Was this really happening? Noah struggled to believe what he was hearing. Thankfully, Luke made it easier for him when he went on, in a pleading tone. “I know we’ve only just started talking again, Noah. I know we have to talk a lot more. And I promise we will. There’ll be more explanations, and probably more apologies for the both of us, and maybe some couples counselling; whatever it takes to get us back on track and keep us on track this time.”
His heart, Noah was certain, was about to burst. He moved forward to grab Luke’s outstretched hand as the other man kept talking. “But can we just start now, please? I want to be here with you, for this. I want to give you the family you always craved by helping you finally put your father to rest; both in a place where you can remember him warmly, and inside your head and your heart.”
Luke’s other hand lifted, fingers skimming Noah’s face. “And can we go on from there, making new memories in new places? I don’t care if it’s LA, or Oakdale or somewhere else. That’s totally your call.” His hand rounded the brunet’s cheek before sliding down and resting on his heart. “I just want to earn back the right to call you Bubby.”
That last statement caused a wracking sob in Noah, but he managed to swallow it down and reached for the man opposite, pulling him in and holding him as tight as he dared without crushing him.
Searching for his eyes, Luke raised his head. As he spoke, his expression flitted from hopeful to scared to brave. “So tell me, Noah. Are you still waiting? Or have I taken too long to let you know what I should have said to you five seconds after I told you that we were not right for each other?” Noah could feel Luke starting to shake, so he gently rubbed between his shoulder blades to try and calm him enough to continue. “I should have told you then and there that I was an idiot and that I only said that to try and convince myself. Because the opposite was true, but I was too afraid to give my heart back to the only person it belonged to. So instead I tried to give it to somebody who never could have kept it safe even if he had lived for another sixty years.”
Noah’s hand sought for the watch on Luke’s wrist, fingering the worn leather strap. “You’re still wearing it,” he said. He could feel Luke nod and hum a muffled “Yes” against his chest. Noah genuinely smiled, for the first time in a long time. “Then do you really have to ask if I’m still waiting?”
After everything the world had cooked up to keep them apart, after all the pain, the misunderstandings, the heartaches, the accidents, the losses, the blaming, and the grief, it suddenly turned out to be that simple. Luke beamed at Noah through the waterworks and leaned up towards him for a kiss.

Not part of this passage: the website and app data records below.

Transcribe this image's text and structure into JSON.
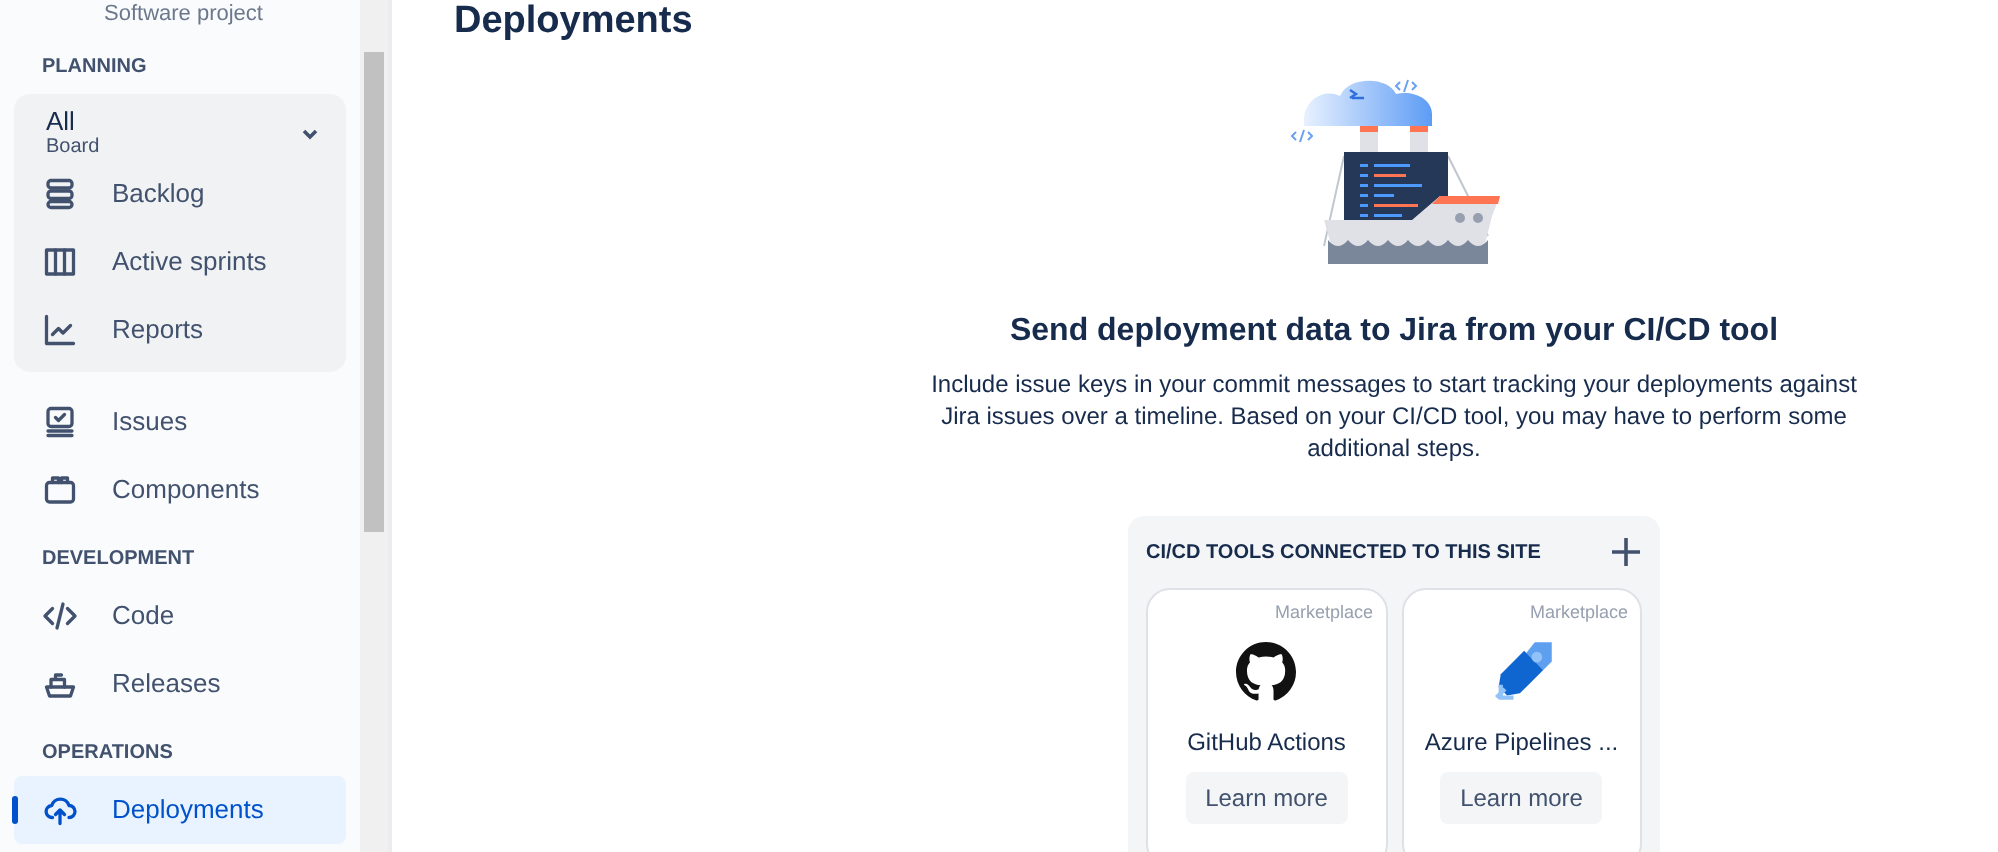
{
  "project": {
    "type": "Software project"
  },
  "sidebar": {
    "sections": [
      {
        "title": "PLANNING",
        "board": {
          "name": "All",
          "type": "Board",
          "expanded": true
        },
        "items": [
          {
            "label": "Backlog",
            "selected": false
          },
          {
            "label": "Active sprints",
            "selected": false
          },
          {
            "label": "Reports",
            "selected": false
          }
        ],
        "after": [
          {
            "label": "Issues",
            "selected": false
          },
          {
            "label": "Components",
            "selected": false
          }
        ]
      },
      {
        "title": "DEVELOPMENT",
        "items": [
          {
            "label": "Code",
            "selected": false
          },
          {
            "label": "Releases",
            "selected": false
          }
        ]
      },
      {
        "title": "OPERATIONS",
        "items": [
          {
            "label": "Deployments",
            "selected": true
          }
        ]
      }
    ]
  },
  "page": {
    "title": "Deployments",
    "heading": "Send deployment data to Jira from your CI/CD tool",
    "description": "Include issue keys in your commit messages to start tracking your deployments against Jira issues over a timeline. Based on your CI/CD tool, you may have to perform some additional steps.",
    "tools": {
      "title": "CI/CD TOOLS CONNECTED TO THIS SITE",
      "cards": [
        {
          "tag": "Marketplace",
          "name": "GitHub Actions",
          "button": "Learn more"
        },
        {
          "tag": "Marketplace",
          "name": "Azure Pipelines ...",
          "button": "Learn more"
        }
      ]
    }
  }
}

And they were THEM again.
This story is un-betaed. Please feel free to point out any mistakes you notice. That would be very much appreciated.